### Dataset records
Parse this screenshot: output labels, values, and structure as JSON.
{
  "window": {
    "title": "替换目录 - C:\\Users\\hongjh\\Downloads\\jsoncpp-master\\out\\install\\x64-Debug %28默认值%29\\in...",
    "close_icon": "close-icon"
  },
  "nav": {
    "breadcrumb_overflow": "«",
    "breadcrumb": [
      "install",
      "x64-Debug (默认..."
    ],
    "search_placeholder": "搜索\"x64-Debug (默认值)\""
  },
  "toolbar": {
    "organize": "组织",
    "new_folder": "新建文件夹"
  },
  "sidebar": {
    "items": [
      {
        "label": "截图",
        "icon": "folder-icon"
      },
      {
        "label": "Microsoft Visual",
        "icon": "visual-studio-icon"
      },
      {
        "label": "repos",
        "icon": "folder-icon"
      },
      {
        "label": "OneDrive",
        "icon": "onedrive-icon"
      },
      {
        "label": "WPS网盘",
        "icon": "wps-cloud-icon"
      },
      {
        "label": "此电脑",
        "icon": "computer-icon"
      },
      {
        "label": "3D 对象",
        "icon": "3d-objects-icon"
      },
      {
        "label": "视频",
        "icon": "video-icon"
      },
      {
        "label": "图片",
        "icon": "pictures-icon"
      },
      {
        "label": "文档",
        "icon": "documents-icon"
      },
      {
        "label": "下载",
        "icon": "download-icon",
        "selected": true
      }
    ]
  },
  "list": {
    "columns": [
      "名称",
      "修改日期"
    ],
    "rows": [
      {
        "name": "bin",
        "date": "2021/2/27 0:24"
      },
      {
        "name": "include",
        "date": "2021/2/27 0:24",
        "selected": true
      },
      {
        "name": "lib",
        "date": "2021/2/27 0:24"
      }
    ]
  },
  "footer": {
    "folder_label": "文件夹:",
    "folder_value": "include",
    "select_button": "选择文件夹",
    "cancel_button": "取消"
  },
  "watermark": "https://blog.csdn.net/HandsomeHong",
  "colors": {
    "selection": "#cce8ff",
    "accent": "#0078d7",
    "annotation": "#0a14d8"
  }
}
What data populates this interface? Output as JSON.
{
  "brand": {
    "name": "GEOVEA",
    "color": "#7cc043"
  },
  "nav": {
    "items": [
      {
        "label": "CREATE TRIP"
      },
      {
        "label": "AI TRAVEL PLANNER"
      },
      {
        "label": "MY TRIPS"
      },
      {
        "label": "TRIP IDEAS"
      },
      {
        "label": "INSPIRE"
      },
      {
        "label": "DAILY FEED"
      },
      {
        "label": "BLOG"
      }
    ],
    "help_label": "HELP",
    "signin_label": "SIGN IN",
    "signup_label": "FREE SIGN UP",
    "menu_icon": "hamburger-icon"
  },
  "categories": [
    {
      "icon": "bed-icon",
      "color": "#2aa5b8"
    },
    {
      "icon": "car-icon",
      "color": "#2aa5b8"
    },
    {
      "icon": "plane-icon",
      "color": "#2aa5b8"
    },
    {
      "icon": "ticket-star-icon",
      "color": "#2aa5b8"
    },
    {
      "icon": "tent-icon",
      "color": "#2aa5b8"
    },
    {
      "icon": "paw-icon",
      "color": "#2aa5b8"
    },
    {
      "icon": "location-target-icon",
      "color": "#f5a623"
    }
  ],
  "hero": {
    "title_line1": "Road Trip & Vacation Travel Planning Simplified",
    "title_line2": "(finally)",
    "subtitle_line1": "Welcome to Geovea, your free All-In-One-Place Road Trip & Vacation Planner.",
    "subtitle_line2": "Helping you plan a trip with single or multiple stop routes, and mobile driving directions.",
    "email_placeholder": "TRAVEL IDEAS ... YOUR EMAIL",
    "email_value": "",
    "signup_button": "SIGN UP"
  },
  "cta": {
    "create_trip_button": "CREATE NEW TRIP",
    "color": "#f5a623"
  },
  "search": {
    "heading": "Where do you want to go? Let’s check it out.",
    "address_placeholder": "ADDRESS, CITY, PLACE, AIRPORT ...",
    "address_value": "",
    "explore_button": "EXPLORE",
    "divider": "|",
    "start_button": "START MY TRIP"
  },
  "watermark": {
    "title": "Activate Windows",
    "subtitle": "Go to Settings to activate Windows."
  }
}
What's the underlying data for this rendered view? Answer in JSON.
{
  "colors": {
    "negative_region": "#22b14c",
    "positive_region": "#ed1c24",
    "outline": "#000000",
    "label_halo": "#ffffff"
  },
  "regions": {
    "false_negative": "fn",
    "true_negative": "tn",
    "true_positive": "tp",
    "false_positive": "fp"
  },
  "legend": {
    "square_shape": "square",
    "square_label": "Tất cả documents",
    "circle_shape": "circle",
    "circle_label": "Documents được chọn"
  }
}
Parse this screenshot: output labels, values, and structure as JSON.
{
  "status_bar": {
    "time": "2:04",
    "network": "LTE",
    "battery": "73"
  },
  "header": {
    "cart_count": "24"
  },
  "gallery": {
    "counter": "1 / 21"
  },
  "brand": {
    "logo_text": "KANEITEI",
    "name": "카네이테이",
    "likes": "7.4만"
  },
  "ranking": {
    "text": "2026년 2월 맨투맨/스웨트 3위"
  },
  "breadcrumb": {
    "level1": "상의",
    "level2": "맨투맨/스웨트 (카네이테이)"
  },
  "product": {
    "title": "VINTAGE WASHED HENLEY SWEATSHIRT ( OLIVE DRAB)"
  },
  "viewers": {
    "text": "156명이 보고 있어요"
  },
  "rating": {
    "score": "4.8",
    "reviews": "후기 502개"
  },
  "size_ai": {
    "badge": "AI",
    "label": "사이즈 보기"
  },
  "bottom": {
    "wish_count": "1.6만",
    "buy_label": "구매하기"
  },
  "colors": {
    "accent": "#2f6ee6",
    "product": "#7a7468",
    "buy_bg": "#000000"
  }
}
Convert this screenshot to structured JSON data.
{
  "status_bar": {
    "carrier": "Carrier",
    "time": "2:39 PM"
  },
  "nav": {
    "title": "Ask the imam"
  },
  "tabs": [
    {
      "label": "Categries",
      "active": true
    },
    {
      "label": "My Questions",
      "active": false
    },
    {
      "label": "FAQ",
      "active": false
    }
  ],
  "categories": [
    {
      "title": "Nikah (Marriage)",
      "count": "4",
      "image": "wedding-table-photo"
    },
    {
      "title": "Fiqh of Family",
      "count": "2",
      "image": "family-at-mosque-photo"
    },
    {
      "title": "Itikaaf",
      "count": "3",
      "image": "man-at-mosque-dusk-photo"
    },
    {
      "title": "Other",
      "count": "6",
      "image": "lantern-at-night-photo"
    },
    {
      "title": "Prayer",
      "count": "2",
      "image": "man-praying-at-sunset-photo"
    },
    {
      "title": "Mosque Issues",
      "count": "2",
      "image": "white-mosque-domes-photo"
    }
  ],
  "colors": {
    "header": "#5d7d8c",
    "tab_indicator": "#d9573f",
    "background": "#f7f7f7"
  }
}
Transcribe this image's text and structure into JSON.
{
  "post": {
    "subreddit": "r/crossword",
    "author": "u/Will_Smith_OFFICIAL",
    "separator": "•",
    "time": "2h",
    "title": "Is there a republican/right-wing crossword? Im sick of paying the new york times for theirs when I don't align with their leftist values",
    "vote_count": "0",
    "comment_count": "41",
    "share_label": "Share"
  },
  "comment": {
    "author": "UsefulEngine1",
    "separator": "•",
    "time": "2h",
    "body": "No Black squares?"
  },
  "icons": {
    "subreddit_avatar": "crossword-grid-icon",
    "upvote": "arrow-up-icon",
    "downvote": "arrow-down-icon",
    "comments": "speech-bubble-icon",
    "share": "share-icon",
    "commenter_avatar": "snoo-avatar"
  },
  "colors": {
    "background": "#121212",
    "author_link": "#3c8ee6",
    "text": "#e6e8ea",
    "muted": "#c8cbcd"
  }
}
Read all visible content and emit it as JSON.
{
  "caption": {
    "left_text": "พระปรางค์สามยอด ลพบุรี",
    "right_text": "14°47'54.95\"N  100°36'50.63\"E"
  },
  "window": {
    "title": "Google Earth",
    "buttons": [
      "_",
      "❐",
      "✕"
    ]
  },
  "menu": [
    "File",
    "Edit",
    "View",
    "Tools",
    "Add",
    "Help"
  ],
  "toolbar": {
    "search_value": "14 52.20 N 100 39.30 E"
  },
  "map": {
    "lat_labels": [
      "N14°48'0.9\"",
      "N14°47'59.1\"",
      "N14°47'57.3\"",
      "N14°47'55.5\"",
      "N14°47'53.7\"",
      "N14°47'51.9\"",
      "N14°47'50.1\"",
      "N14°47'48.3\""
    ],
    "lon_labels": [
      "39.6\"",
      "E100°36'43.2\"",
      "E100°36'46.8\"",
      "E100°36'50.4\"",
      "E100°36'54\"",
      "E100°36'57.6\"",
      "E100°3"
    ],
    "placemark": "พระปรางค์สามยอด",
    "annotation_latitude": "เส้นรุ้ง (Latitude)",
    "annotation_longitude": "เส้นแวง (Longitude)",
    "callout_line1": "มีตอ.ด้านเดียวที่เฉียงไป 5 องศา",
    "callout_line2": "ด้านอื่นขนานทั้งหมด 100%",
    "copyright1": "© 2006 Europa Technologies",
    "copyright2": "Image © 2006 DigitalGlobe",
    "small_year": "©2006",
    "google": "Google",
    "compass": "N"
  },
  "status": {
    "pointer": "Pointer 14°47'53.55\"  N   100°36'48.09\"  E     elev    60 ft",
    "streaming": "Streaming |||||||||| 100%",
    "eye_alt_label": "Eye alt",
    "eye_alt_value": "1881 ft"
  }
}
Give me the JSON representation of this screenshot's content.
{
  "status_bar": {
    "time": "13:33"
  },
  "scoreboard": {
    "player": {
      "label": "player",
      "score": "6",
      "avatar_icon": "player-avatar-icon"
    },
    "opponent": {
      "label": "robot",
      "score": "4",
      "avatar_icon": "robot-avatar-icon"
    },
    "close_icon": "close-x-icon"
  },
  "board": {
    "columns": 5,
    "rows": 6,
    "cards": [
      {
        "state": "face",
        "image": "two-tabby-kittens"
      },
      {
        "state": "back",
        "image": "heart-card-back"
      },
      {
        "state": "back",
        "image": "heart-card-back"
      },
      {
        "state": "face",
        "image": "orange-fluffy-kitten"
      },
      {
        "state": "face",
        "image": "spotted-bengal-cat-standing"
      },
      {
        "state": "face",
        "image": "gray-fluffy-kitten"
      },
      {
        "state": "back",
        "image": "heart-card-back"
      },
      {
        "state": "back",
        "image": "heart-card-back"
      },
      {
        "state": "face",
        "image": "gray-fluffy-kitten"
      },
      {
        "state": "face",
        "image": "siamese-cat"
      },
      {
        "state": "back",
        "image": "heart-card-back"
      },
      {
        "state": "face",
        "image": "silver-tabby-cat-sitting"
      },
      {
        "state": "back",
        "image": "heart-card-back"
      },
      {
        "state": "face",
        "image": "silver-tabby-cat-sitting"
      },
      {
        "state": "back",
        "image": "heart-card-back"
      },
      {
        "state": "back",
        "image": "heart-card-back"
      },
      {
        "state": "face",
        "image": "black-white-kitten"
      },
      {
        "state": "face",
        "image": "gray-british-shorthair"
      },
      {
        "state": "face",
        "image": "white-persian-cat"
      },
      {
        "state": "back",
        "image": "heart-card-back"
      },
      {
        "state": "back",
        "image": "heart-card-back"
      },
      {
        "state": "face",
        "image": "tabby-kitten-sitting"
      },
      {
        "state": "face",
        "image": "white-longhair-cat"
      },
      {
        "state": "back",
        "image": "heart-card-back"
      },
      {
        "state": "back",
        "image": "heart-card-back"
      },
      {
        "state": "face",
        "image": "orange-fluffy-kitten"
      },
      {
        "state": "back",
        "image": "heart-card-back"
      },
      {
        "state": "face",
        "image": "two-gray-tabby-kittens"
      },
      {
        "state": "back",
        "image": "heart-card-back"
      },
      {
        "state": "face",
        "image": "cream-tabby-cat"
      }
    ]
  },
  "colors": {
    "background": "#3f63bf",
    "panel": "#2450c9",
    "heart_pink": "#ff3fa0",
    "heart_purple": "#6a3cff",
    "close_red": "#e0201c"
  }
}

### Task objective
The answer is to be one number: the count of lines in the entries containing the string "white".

### The answer
4